WHAT YOU HAVE TO DO: Every line of the material is to be quoted verbatim, minus the pictures.

RECORDED DATA:
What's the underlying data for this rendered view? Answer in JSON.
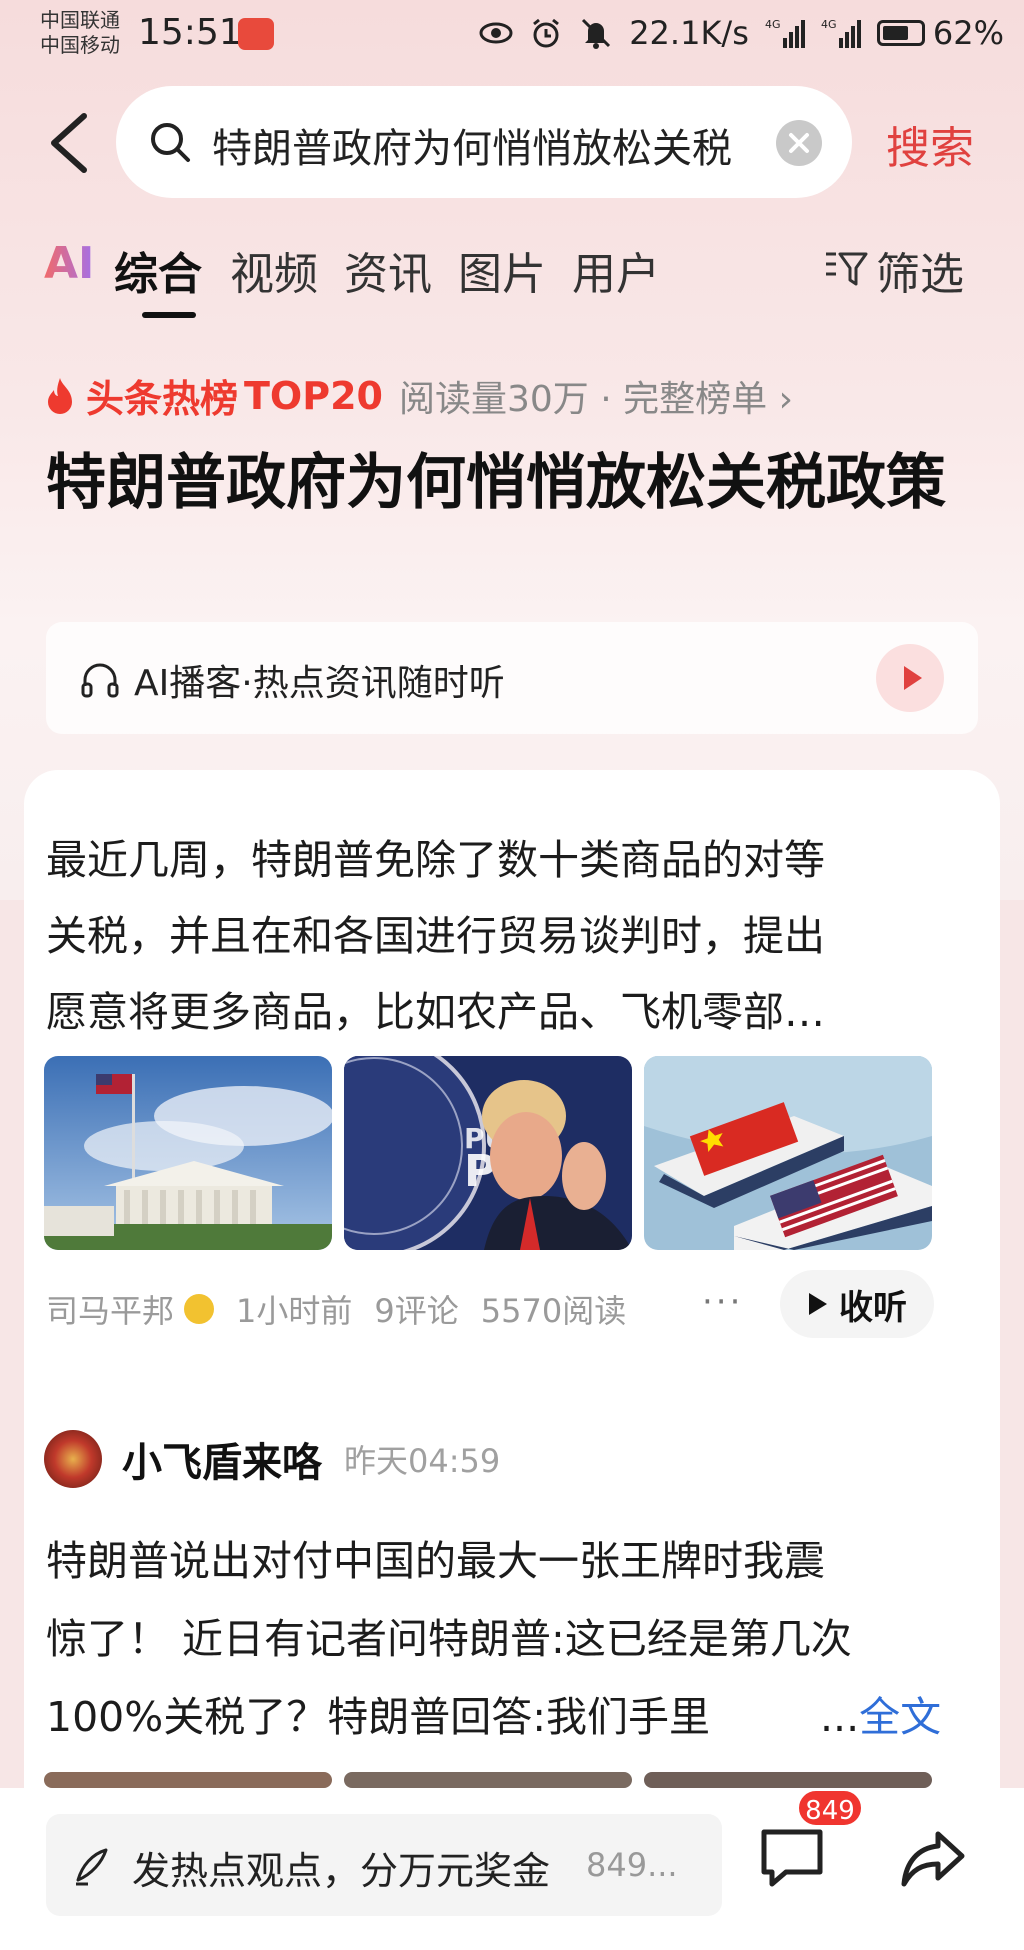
{
  "status_bar": {
    "carrier_1": "中国联通",
    "carrier_2": "中国移动",
    "time": "15:51",
    "net_speed": "22.1K/s",
    "battery": "62%"
  },
  "search": {
    "query": "特朗普政府为何悄悄放松关税",
    "button": "搜索"
  },
  "tabs": {
    "ai": "AI",
    "items": [
      "综合",
      "视频",
      "资讯",
      "图片",
      "用户"
    ],
    "active": "综合",
    "filter": "筛选"
  },
  "hot_list": {
    "label": "头条热榜",
    "rank": "TOP20",
    "meta": "阅读量30万 · 完整榜单 ›"
  },
  "page_title": "特朗普政府为何悄悄放松关税政策",
  "podcast": {
    "label": "AI播客·热点资讯随时听"
  },
  "article_1": {
    "lines": [
      "最近几周，特朗普免除了数十类商品的对等",
      "关税，并且在和各国进行贸易谈判时，提出",
      "愿意将更多商品，比如农产品、飞机零部…"
    ],
    "author": "司马平邦",
    "time": "1小时前",
    "comments": "9评论",
    "reads": "5570阅读",
    "more": "···",
    "listen": "收听"
  },
  "article_2": {
    "author": "小飞盾来咯",
    "time": "昨天04:59",
    "lines": [
      "特朗普说出对付中国的最大一张王牌时我震",
      "惊了！ 近日有记者问特朗普:这已经是第几次",
      "100%关税了？特朗普回答:我们手里"
    ],
    "ellipsis": "...",
    "full_text": "全文"
  },
  "bottom_bar": {
    "placeholder": "发热点观点，分万元奖金",
    "count_inline": "849...",
    "badge": "849"
  },
  "colors": {
    "accent_red": "#e0413f",
    "link_blue": "#2f6ed8",
    "badge_red": "#f0352f"
  }
}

RESPONSE:
What's the underlying data for this rendered view? Answer in JSON.
{
  "status_bar": {
    "carrier_1": "中国联通",
    "carrier_2": "中国移动",
    "time": "15:51",
    "net_speed": "22.1K/s",
    "battery": "62%"
  },
  "search": {
    "query": "特朗普政府为何悄悄放松关税",
    "button": "搜索"
  },
  "tabs": {
    "ai": "AI",
    "items": [
      "综合",
      "视频",
      "资讯",
      "图片",
      "用户"
    ],
    "active": "综合",
    "filter": "筛选"
  },
  "hot_list": {
    "label": "头条热榜",
    "rank": "TOP20",
    "meta": "阅读量30万 · 完整榜单 ›"
  },
  "page_title": "特朗普政府为何悄悄放松关税政策",
  "podcast": {
    "label": "AI播客·热点资讯随时听"
  },
  "article_1": {
    "lines": [
      "最近几周，特朗普免除了数十类商品的对等",
      "关税，并且在和各国进行贸易谈判时，提出",
      "愿意将更多商品，比如农产品、飞机零部…"
    ],
    "author": "司马平邦",
    "time": "1小时前",
    "comments": "9评论",
    "reads": "5570阅读",
    "more": "···",
    "listen": "收听"
  },
  "article_2": {
    "author": "小飞盾来咯",
    "time": "昨天04:59",
    "lines": [
      "特朗普说出对付中国的最大一张王牌时我震",
      "惊了！ 近日有记者问特朗普:这已经是第几次",
      "100%关税了？特朗普回答:我们手里"
    ],
    "ellipsis": "...",
    "full_text": "全文"
  },
  "bottom_bar": {
    "placeholder": "发热点观点，分万元奖金",
    "count_inline": "849...",
    "badge": "849"
  },
  "colors": {
    "accent_red": "#e0413f",
    "link_blue": "#2f6ed8",
    "badge_red": "#f0352f"
  }
}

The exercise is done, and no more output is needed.